People develop mental illnesses for a variety of reasons. Sometimes it’s biological. Sometimes it’s the result of trauma or stress. Sometimes we just don’t know why. But regardless of the reason, mental illness is every bit as real as a physical illness like diabetes. So why are people with mental illness treated differently?
In a word: stigma.
What is stigma?
Stigma is a set of negative and often unfair beliefs about a group of people. It’s a negative stereotype. And it’s a reality for many people with mental illness. It can affect their lives and be a barrier to getting the help they need.
Three kinds of mental health stigma
There are three different kinds of stigma. It doesn’t just come from one place. In fact, it doesn’t always come from the outside at all:
1. Social stigma involves negative attitudes that family, friends, colleagues and bosses have about mental illness
2. Self-stigma involves negative attitudes that people with mental illness have about their own condition, including internalized shame that can prevent people from seeking help, because to do so would mean admitting to the source of their shame
3. Workplace stigma involves policies that limit opportunities for people with mental illness (for example, a group benefits plan that covers physical illnesses but doesn’t provide mental health supports)
How does mental health stigma in the workplace affect people?
People with mental illness often struggle to accomplish day-to-day tasks. If, on top of that, they feel the need to try and hide their symptoms because of shame or fear of being judged, it can make things even harder. This can be compounded if their colleagues question whether they’re really struggling or just slacking off. As a respondent to the Report on Mental Health, produced for Desjardins Insurance by Ad Hoc Research in September 2021, said, “People think or say that you are lying, exaggerating, trying to get out of doing something… lazy, weak, which makes you afraid to ask for help. Shame and stigma surround mental health and addiction.”
The costs of mental health stigma
According to the Centre for Addiction and Mental Health (CAMH), mental illness is a leading cause of disability in Canada:
- Employees with mental health issues tend to miss work more often than other employees and tend to stay off work longer too
- Mental health issues cost the Canadian economy around $51 billion a year
- On top of direct costs related to decreased productivity, indirect costs include absenteeism, presenteeism and employee turnover
Four ways you can break through mental health stigma
Some aspects of mental illness are outside of your control. But there is one thing that is within your control: Breaking down the stigma around mental health issues.
Think before you speak
Stigmatizing language is all around.
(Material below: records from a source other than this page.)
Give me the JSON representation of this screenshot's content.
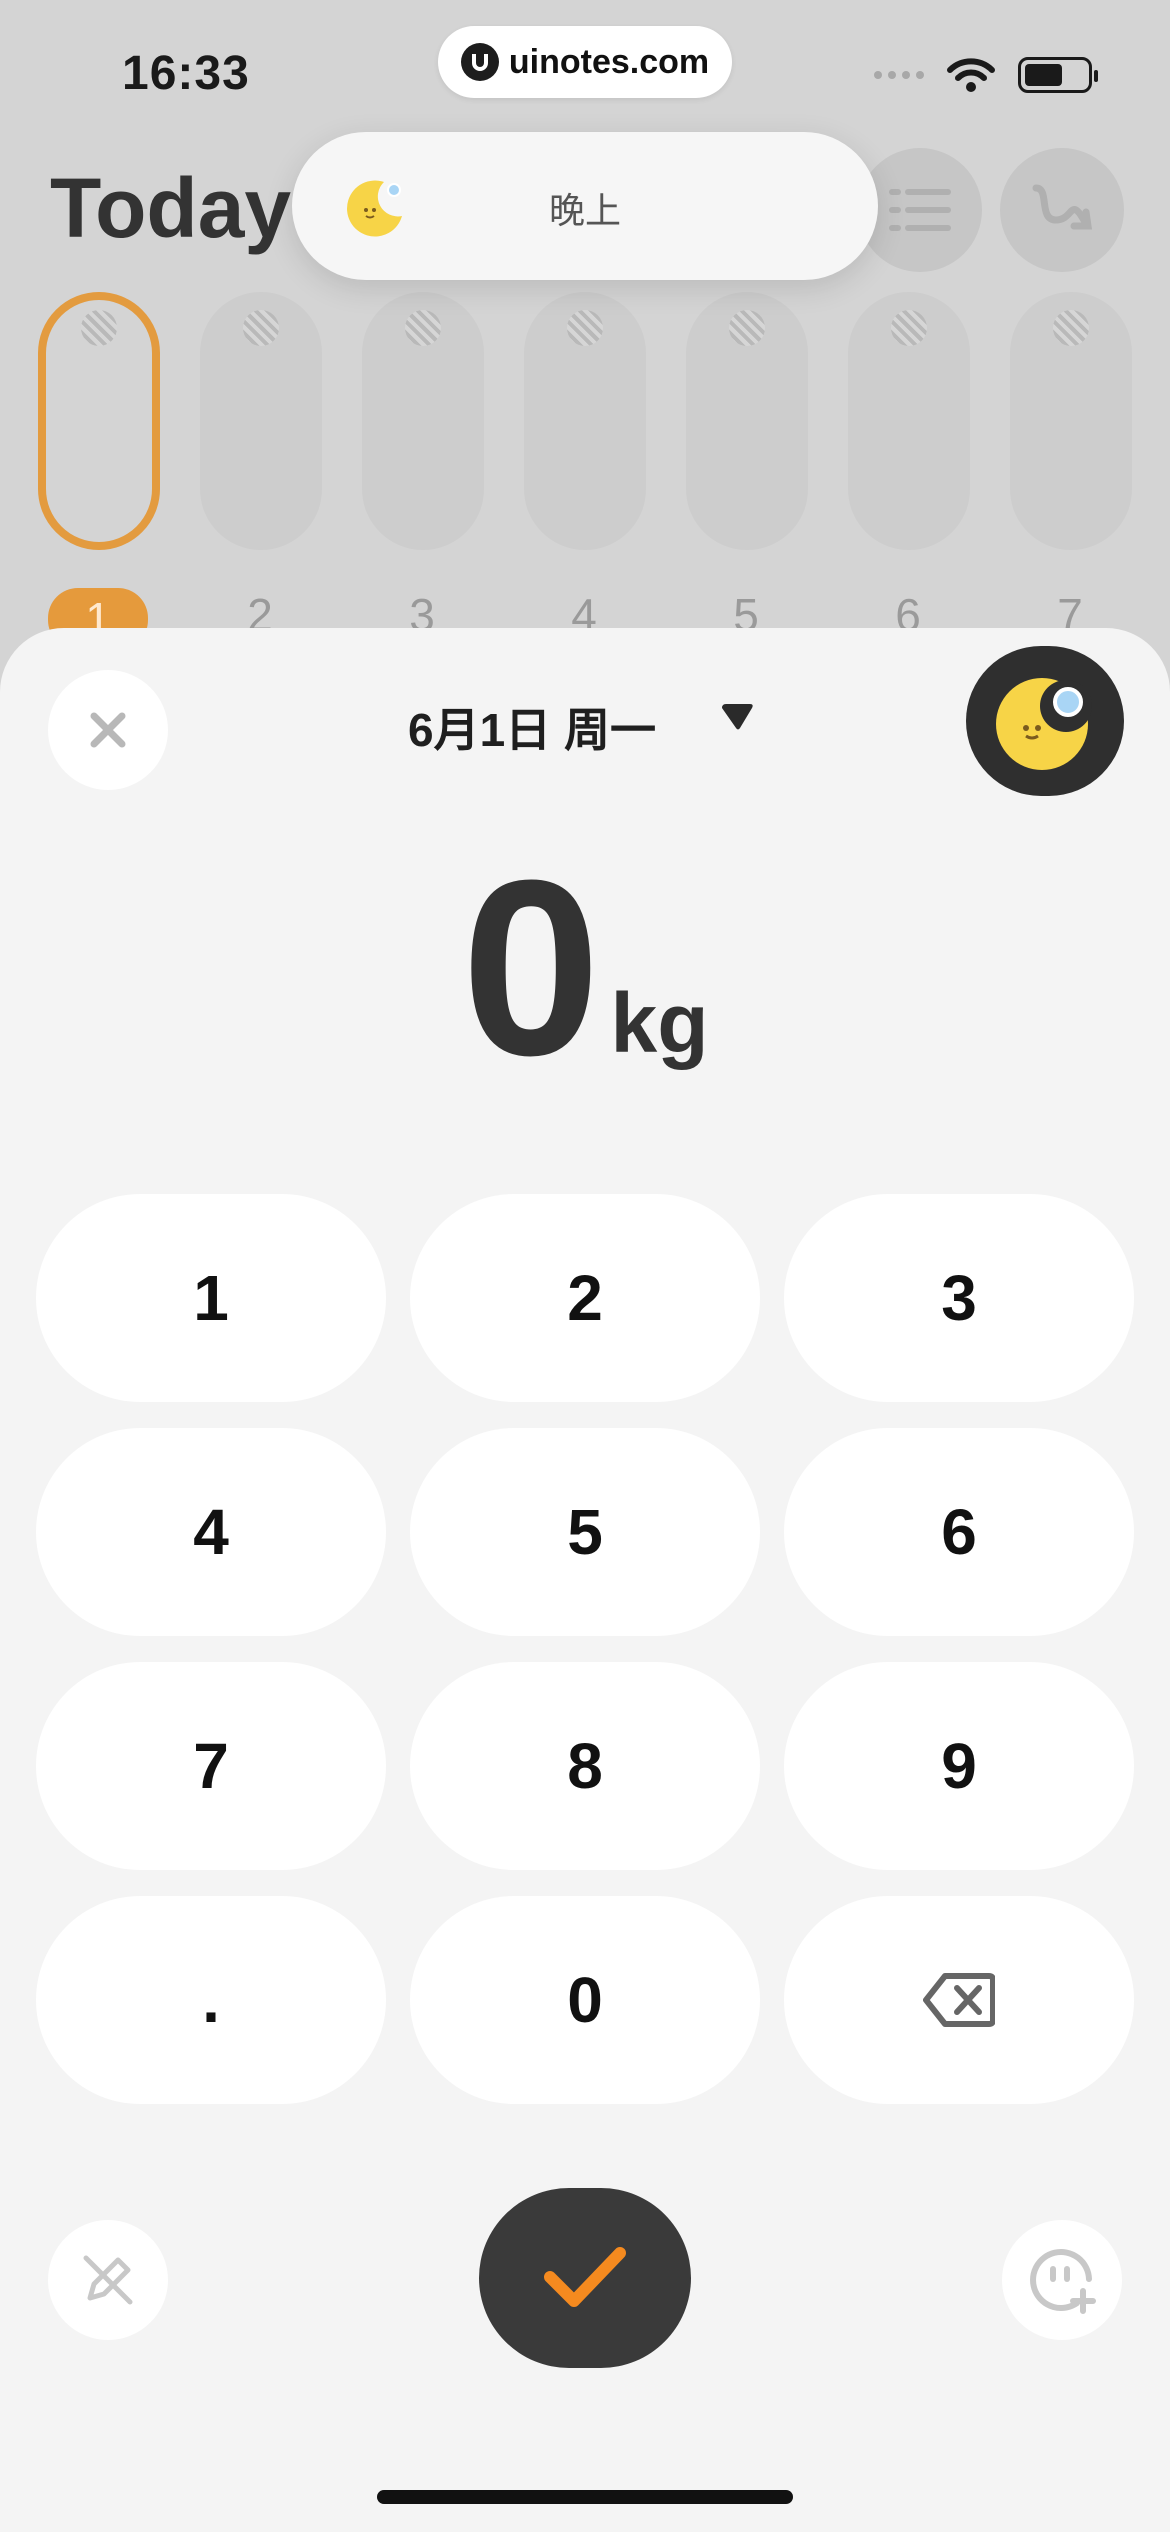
{
  "status_bar": {
    "time": "16:33",
    "url": "uinotes.com"
  },
  "background": {
    "title": "Today",
    "days": [
      "1",
      "2",
      "3",
      "4",
      "5",
      "6",
      "7"
    ],
    "active_day": "1",
    "active_color": "#e39b3f"
  },
  "toast": {
    "text": "晚上",
    "icon": "moon-icon"
  },
  "sheet": {
    "date": "6月1日 周一",
    "weight_value": "0",
    "weight_unit": "kg",
    "keys": [
      "1",
      "2",
      "3",
      "4",
      "5",
      "6",
      "7",
      "8",
      "9",
      ".",
      "0"
    ],
    "icons": {
      "close": "close-icon",
      "date_dropdown": "caret-down-icon",
      "time_of_day": "moon-icon",
      "delete": "backspace-icon",
      "edit": "pencil-icon",
      "confirm": "check-icon",
      "add_face": "add-face-icon"
    },
    "confirm_check_color": "#f58a1f"
  }
}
How many times have you heard comments like “She’s so OCD” or “He’s acting like a total schizo today”? Statements like that may seem lighthearted, but they can be damaging to someone living with mental illness and can make them less likely to open up. Avoiding this type of language can help open the door to people who might need help.
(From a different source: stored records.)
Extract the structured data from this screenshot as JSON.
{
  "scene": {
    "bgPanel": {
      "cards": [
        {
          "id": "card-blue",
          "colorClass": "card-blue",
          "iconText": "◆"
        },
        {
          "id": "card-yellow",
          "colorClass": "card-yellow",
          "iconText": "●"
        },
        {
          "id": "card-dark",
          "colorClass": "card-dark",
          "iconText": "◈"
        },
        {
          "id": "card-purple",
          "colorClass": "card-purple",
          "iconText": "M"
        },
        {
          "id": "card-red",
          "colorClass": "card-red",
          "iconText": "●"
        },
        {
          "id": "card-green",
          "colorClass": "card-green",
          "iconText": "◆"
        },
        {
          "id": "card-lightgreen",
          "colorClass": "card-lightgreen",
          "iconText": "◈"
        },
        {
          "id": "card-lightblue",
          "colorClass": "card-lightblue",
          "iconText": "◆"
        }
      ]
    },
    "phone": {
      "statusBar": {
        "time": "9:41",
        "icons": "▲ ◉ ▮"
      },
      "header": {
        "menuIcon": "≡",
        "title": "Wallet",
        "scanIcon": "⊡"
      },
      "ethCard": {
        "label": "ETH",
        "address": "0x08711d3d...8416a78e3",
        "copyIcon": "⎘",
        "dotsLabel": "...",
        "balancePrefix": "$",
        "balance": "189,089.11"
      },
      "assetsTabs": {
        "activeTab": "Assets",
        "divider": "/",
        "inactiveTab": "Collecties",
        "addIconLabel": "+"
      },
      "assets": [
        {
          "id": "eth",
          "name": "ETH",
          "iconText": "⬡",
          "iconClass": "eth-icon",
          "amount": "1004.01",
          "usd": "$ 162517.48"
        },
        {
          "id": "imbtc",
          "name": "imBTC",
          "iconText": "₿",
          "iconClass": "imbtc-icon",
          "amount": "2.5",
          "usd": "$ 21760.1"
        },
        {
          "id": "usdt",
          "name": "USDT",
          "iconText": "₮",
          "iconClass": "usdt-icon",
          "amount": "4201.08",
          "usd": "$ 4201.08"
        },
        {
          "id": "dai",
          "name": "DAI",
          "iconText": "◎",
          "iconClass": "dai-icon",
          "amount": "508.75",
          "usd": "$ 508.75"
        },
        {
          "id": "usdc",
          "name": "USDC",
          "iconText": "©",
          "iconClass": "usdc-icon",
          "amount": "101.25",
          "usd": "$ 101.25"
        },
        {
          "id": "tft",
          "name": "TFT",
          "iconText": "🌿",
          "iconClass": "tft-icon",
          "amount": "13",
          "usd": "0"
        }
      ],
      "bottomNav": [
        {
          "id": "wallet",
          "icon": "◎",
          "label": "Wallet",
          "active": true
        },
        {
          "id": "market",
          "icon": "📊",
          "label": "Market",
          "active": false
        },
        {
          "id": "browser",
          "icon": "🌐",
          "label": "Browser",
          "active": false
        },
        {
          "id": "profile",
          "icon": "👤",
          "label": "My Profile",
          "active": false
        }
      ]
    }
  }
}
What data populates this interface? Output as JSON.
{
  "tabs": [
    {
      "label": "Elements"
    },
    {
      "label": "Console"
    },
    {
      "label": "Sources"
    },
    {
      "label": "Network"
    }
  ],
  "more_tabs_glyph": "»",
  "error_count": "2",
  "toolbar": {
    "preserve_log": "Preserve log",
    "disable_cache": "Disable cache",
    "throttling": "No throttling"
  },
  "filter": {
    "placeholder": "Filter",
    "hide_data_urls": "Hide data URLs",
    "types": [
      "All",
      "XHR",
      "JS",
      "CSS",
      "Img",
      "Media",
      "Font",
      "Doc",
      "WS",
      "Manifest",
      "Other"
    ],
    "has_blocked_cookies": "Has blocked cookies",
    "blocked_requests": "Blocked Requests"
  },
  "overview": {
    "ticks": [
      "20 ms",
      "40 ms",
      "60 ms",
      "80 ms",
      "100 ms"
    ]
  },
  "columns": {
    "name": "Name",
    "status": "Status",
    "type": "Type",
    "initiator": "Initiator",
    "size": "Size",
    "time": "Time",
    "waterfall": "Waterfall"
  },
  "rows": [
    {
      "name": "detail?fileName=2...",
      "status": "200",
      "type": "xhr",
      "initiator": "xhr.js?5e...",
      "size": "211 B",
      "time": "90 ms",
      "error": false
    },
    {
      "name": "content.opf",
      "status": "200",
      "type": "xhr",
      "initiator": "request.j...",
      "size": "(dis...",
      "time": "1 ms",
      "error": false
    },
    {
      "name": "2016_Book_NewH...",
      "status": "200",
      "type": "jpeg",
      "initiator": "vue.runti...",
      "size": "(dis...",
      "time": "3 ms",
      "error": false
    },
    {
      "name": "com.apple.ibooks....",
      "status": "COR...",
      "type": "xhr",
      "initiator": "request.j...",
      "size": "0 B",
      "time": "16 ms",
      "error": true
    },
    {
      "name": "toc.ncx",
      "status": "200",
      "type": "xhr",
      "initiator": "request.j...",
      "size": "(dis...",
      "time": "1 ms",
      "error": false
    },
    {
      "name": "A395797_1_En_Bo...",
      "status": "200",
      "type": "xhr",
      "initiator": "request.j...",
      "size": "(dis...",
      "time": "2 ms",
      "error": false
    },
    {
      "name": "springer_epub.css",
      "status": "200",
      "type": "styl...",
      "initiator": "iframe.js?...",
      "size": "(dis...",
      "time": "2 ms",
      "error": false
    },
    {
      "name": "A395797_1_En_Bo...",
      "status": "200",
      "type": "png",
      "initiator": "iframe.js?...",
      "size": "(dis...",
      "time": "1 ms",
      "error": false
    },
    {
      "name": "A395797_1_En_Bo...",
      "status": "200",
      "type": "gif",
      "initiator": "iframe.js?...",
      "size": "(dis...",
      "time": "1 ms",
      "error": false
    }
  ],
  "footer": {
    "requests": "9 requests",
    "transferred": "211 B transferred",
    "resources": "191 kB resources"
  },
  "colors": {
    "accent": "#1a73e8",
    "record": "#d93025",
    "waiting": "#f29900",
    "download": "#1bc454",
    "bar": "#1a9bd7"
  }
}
Stigma is a barrier
According to CAMH:
- 64% of Ontario workers would worry about how work would be affected if a colleague had a mental illness
- 39% of Ontario workers wouldn’t tell their manager if they were experiencing a mental health problem
Create safe spaces
People need to be able to discuss their challenges without being afraid of being labelled “crazy” or “unstable,” or missing out on a promotion. Business leaders can set the tone by opening up about their own challenges or telling a mental health success story. In a related vein, it’s important to actively encourage employees to speak up when they’re feeling overwhelmed before things spiral out of control.
Normalize mental health days
Jokes about mental health days abound, but what’s so funny about it? Nobody thinks twice about taking a day off with the flu, but if you’re overwhelmed and need a day or two to deal with the stress? That’s a different story.
Encouraging employees to take a sick day to deal with mental health issues can help reduce the fear of stigma and give employees the confidence they need to prioritize their own mental health.
Stress isn’t always a bad thing, but unmanageable chronic stress can lead to larger problems. To prevent burnout, you can connect employees to resources before things get serious. You can also partner with organizations such as Relief to create a work environment that’s conducive to good mental health.
The newly launched Relief for Business program is designed to provide business leadership with the tools they need to promote a bias-free work environment and encourage dialogue about mental health and burnout. It also helps everyone at all levels of the organization adopt behaviours that will improve work/life balance and quality of life. Programs like these support businesses that are serious about breaking the taboo of mental illness.
Normalize conversations about mental illness
Mental illness is largely invisible, but it can affect anyone, regardless of age, sex, gender identity, race, income status or job. That’s one of the reasons why it’s important to normalize conversations about mental illness.
Freedom from shame and fear can be liberating and can help people get the help they need sooner. Today, employees are looking for resources to help them cope, but they’re also looking for companies that walk the talk. Companies where it’s safe to admit you’re struggling. Companies that value mental health. And those companies that choose to invest in and be open about mental health are making a key strategic investment in their employees—and themselves.